Peer Review Process
Articles submitted to Information & Culture: A Journal of History are initially reviewed by the editor, who determines whether the manuscript will be sent to outside reviewers. If chosen for review, the manuscript is then evaluated in a double-blind process by at least two outside reviewers, including members of the journal's Editorial Advisory Board, and/or other experts in relevant fields as selected by the editor. This peer review process is designed to assure that Information & Culture publishes only original, accurate, and timely articles that contribute to the understanding of the history of collections of recorded knowledge.
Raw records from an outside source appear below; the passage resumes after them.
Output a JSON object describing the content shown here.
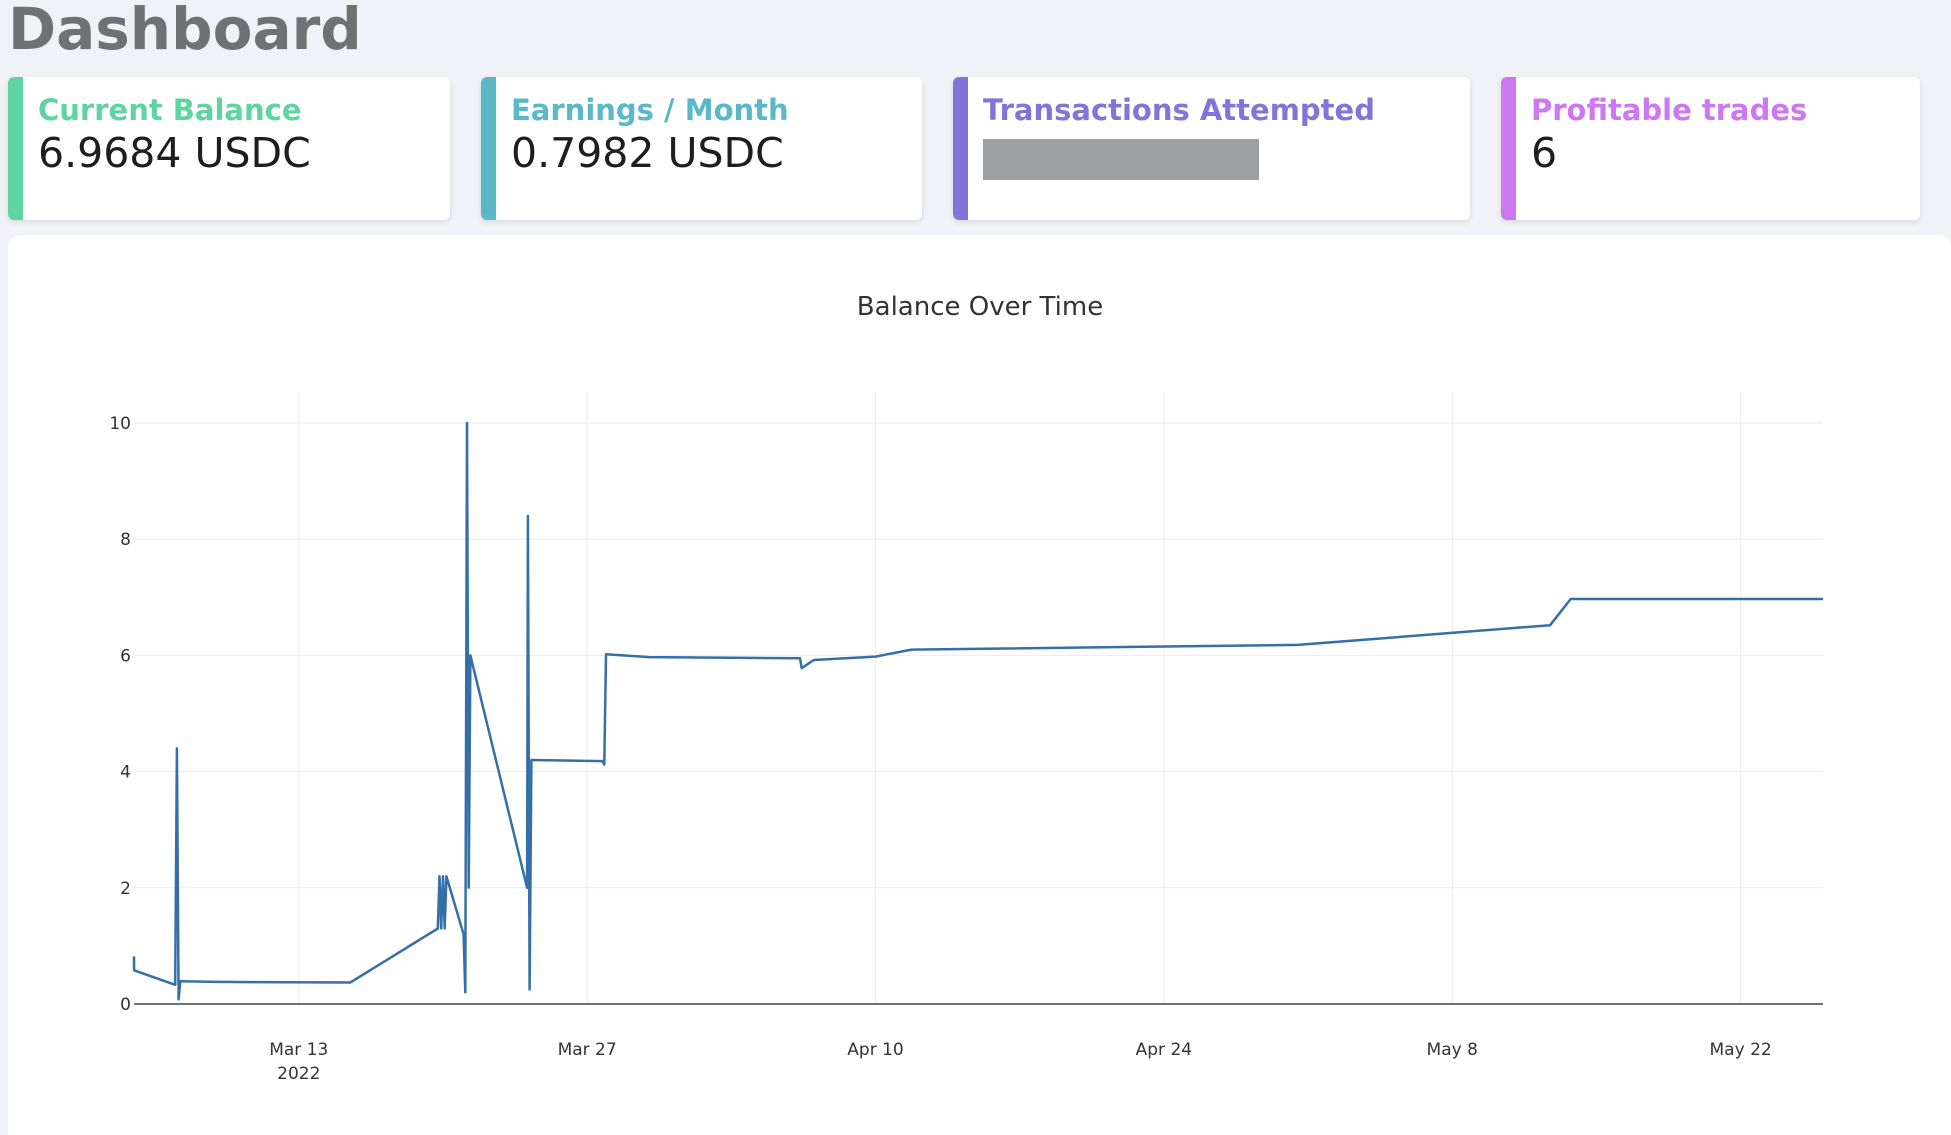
{
  "page": {
    "title": "Dashboard"
  },
  "cards": [
    {
      "label": "Current Balance",
      "value": "6.9684 USDC",
      "color": "#5fd4a0",
      "redacted": false
    },
    {
      "label": "Earnings / Month",
      "value": "0.7982 USDC",
      "color": "#5bb8c6",
      "redacted": false
    },
    {
      "label": "Transactions Attempted",
      "value": "",
      "color": "#8474d9",
      "redacted": true
    },
    {
      "label": "Profitable trades",
      "value": "6",
      "color": "#cd77f3",
      "redacted": false
    }
  ],
  "chart_data": {
    "type": "line",
    "title": "Balance Over Time",
    "xlabel": "",
    "ylabel": "",
    "line_color": "#346fa7",
    "ylim": [
      0,
      10.5
    ],
    "yticks": [
      0,
      2,
      4,
      6,
      8,
      10
    ],
    "xlim": [
      "2022-03-05",
      "2022-05-26"
    ],
    "xticks": [
      {
        "date": "2022-03-13",
        "label": "Mar 13",
        "sublabel": "2022"
      },
      {
        "date": "2022-03-27",
        "label": "Mar 27",
        "sublabel": ""
      },
      {
        "date": "2022-04-10",
        "label": "Apr 10",
        "sublabel": ""
      },
      {
        "date": "2022-04-24",
        "label": "Apr 24",
        "sublabel": ""
      },
      {
        "date": "2022-05-08",
        "label": "May 8",
        "sublabel": ""
      },
      {
        "date": "2022-05-22",
        "label": "May 22",
        "sublabel": ""
      }
    ],
    "grid": true,
    "series": [
      {
        "name": "",
        "points": [
          [
            "2022-03-05T00:00",
            0.82
          ],
          [
            "2022-03-05T00:10",
            0.58
          ],
          [
            "2022-03-07T00:00",
            0.33
          ],
          [
            "2022-03-07T02:00",
            4.4
          ],
          [
            "2022-03-07T04:00",
            0.08
          ],
          [
            "2022-03-07T06:00",
            0.39
          ],
          [
            "2022-03-09T00:00",
            0.38
          ],
          [
            "2022-03-15T12:00",
            0.37
          ],
          [
            "2022-03-19T18:00",
            1.3
          ],
          [
            "2022-03-19T20:00",
            2.2
          ],
          [
            "2022-03-19T22:00",
            1.3
          ],
          [
            "2022-03-20T00:00",
            2.2
          ],
          [
            "2022-03-20T02:00",
            1.3
          ],
          [
            "2022-03-20T04:00",
            2.2
          ],
          [
            "2022-03-21T00:00",
            1.2
          ],
          [
            "2022-03-21T02:00",
            0.2
          ],
          [
            "2022-03-21T04:00",
            10.0
          ],
          [
            "2022-03-21T06:00",
            2.0
          ],
          [
            "2022-03-21T08:00",
            6.0
          ],
          [
            "2022-03-24T02:00",
            2.0
          ],
          [
            "2022-03-24T03:00",
            8.4
          ],
          [
            "2022-03-24T05:00",
            0.25
          ],
          [
            "2022-03-24T07:00",
            4.2
          ],
          [
            "2022-03-27T18:00",
            4.18
          ],
          [
            "2022-03-27T20:00",
            4.12
          ],
          [
            "2022-03-27T22:00",
            6.02
          ],
          [
            "2022-03-30T00:00",
            5.97
          ],
          [
            "2022-04-06T08:00",
            5.95
          ],
          [
            "2022-04-06T10:00",
            5.78
          ],
          [
            "2022-04-07T00:00",
            5.92
          ],
          [
            "2022-04-10T00:00",
            5.98
          ],
          [
            "2022-04-11T18:00",
            6.1
          ],
          [
            "2022-04-30T12:00",
            6.18
          ],
          [
            "2022-05-12T18:00",
            6.52
          ],
          [
            "2022-05-13T18:00",
            6.97
          ],
          [
            "2022-05-26T00:00",
            6.97
          ]
        ]
      }
    ]
  }
}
Reviewers are asked to assess submissions based on depth of original research, accuracy, historical perspective, appropriate documentation, readability, and suitability of content. (See reader report form.)
Questions addressed include:
- Is the topic within the scope of the journal?
- Is the topic significant and presented within a historical context?
- Is the scholarship adequately documented?
- Is the article well organized?
The typical manuscript is reviewed by the editor and sent out to reviewers within a couple of weeks after submission. Reviewers typically have six weeks to prepare their review (a second round of reviews may be solicited if the initial reviewers disagree). Then a couple of weeks are typically required to reconcile reviewer comments (and identify any significant copyediting issues for papers that were accepted or accepted with slight revisions). Thus, it is quite possible that an author could hear back in less than two months from the time of submission. However, the realities of the peer-review process (difficulties in locating reviewers, slow reviewers, people's travel and vacation schedules, etc.) sometimes extend our timeline. You will receive a response as expeditiously as possible. If you are seeking publication for a tenure packet, please allow for ample review time and let us know this is a consideration. Authors receive the reviewers’ comments and are often asked to revise the manuscript in line with the reviewers’ and/or editor’s suggestions. If the revised article is accepted for publication, the editor then determines the journal issue in which it will appear.
With the change in the scope of the journal, we do not yet have enough data to make an accurate forecast of acceptance rates. For the period April 2011-March 2012 our acceptance rate was 20.5%. We anticipate that the acceptance rate will stabilize at well below 50 percent of submitted manuscripts.